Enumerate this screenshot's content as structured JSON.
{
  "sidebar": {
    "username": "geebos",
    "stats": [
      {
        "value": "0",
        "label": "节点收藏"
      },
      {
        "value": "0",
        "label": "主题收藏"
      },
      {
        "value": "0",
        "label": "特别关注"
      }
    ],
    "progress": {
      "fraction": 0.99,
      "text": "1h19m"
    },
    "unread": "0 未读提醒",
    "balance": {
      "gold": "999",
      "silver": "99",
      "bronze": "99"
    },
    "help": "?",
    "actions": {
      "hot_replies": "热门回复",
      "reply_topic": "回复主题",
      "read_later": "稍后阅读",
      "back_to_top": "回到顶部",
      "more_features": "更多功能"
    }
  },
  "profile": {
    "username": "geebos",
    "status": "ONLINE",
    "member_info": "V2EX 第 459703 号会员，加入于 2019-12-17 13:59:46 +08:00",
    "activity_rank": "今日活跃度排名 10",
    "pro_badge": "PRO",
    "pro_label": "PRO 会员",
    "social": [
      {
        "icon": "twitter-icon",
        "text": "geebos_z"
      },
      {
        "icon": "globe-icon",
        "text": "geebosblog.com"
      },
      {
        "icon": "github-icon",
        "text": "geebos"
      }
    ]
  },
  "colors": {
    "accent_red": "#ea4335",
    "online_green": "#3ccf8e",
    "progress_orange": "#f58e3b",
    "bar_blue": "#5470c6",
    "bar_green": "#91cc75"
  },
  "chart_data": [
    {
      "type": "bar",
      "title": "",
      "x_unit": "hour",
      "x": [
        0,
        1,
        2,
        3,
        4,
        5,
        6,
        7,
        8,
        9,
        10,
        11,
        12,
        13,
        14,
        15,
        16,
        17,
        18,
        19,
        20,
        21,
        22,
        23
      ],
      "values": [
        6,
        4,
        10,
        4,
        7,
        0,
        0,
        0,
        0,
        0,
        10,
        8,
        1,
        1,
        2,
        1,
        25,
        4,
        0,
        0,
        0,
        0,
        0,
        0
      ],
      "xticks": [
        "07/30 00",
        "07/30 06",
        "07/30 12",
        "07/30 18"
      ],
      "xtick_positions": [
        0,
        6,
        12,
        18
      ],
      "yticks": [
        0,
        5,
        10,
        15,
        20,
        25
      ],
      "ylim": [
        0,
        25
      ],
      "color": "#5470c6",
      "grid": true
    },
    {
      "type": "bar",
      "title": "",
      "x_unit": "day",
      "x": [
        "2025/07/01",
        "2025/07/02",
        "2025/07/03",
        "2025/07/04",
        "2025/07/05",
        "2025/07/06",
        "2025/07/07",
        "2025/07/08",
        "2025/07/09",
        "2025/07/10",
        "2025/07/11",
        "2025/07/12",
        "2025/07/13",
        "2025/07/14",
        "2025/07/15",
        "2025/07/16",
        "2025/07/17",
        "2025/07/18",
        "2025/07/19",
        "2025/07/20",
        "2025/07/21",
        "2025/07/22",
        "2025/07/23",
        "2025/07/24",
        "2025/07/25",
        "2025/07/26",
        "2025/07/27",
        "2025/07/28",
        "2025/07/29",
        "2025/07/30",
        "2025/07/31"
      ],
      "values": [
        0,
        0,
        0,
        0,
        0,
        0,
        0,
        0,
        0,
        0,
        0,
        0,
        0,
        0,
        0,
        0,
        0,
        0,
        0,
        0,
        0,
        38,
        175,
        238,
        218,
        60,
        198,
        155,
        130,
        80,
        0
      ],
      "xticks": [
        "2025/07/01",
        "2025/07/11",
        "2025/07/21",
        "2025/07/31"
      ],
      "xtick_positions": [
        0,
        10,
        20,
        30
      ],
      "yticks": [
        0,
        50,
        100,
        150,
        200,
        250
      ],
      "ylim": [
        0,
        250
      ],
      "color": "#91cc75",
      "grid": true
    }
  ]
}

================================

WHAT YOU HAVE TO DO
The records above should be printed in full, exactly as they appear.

RESULT BELOW
Enumerate this screenshot's content as structured JSON.
{
  "sidebar": {
    "username": "geebos",
    "stats": [
      {
        "value": "0",
        "label": "节点收藏"
      },
      {
        "value": "0",
        "label": "主题收藏"
      },
      {
        "value": "0",
        "label": "特别关注"
      }
    ],
    "progress": {
      "fraction": 0.99,
      "text": "1h19m"
    },
    "unread": "0 未读提醒",
    "balance": {
      "gold": "999",
      "silver": "99",
      "bronze": "99"
    },
    "help": "?",
    "actions": {
      "hot_replies": "热门回复",
      "reply_topic": "回复主题",
      "read_later": "稍后阅读",
      "back_to_top": "回到顶部",
      "more_features": "更多功能"
    }
  },
  "profile": {
    "username": "geebos",
    "status": "ONLINE",
    "member_info": "V2EX 第 459703 号会员，加入于 2019-12-17 13:59:46 +08:00",
    "activity_rank": "今日活跃度排名 10",
    "pro_badge": "PRO",
    "pro_label": "PRO 会员",
    "social": [
      {
        "icon": "twitter-icon",
        "text": "geebos_z"
      },
      {
        "icon": "globe-icon",
        "text": "geebosblog.com"
      },
      {
        "icon": "github-icon",
        "text": "geebos"
      }
    ]
  },
  "colors": {
    "accent_red": "#ea4335",
    "online_green": "#3ccf8e",
    "progress_orange": "#f58e3b",
    "bar_blue": "#5470c6",
    "bar_green": "#91cc75"
  },
  "chart_data": [
    {
      "type": "bar",
      "title": "",
      "x_unit": "hour",
      "x": [
        0,
        1,
        2,
        3,
        4,
        5,
        6,
        7,
        8,
        9,
        10,
        11,
        12,
        13,
        14,
        15,
        16,
        17,
        18,
        19,
        20,
        21,
        22,
        23
      ],
      "values": [
        6,
        4,
        10,
        4,
        7,
        0,
        0,
        0,
        0,
        0,
        10,
        8,
        1,
        1,
        2,
        1,
        25,
        4,
        0,
        0,
        0,
        0,
        0,
        0
      ],
      "xticks": [
        "07/30 00",
        "07/30 06",
        "07/30 12",
        "07/30 18"
      ],
      "xtick_positions": [
        0,
        6,
        12,
        18
      ],
      "yticks": [
        0,
        5,
        10,
        15,
        20,
        25
      ],
      "ylim": [
        0,
        25
      ],
      "color": "#5470c6",
      "grid": true
    },
    {
      "type": "bar",
      "title": "",
      "x_unit": "day",
      "x": [
        "2025/07/01",
        "2025/07/02",
        "2025/07/03",
        "2025/07/04",
        "2025/07/05",
        "2025/07/06",
        "2025/07/07",
        "2025/07/08",
        "2025/07/09",
        "2025/07/10",
        "2025/07/11",
        "2025/07/12",
        "2025/07/13",
        "2025/07/14",
        "2025/07/15",
        "2025/07/16",
        "2025/07/17",
        "2025/07/18",
        "2025/07/19",
        "2025/07/20",
        "2025/07/21",
        "2025/07/22",
        "2025/07/23",
        "2025/07/24",
        "2025/07/25",
        "2025/07/26",
        "2025/07/27",
        "2025/07/28",
        "2025/07/29",
        "2025/07/30",
        "2025/07/31"
      ],
      "values": [
        0,
        0,
        0,
        0,
        0,
        0,
        0,
        0,
        0,
        0,
        0,
        0,
        0,
        0,
        0,
        0,
        0,
        0,
        0,
        0,
        0,
        38,
        175,
        238,
        218,
        60,
        198,
        155,
        130,
        80,
        0
      ],
      "xticks": [
        "2025/07/01",
        "2025/07/11",
        "2025/07/21",
        "2025/07/31"
      ],
      "xtick_positions": [
        0,
        10,
        20,
        30
      ],
      "yticks": [
        0,
        50,
        100,
        150,
        200,
        250
      ],
      "ylim": [
        0,
        250
      ],
      "color": "#91cc75",
      "grid": true
    }
  ]
}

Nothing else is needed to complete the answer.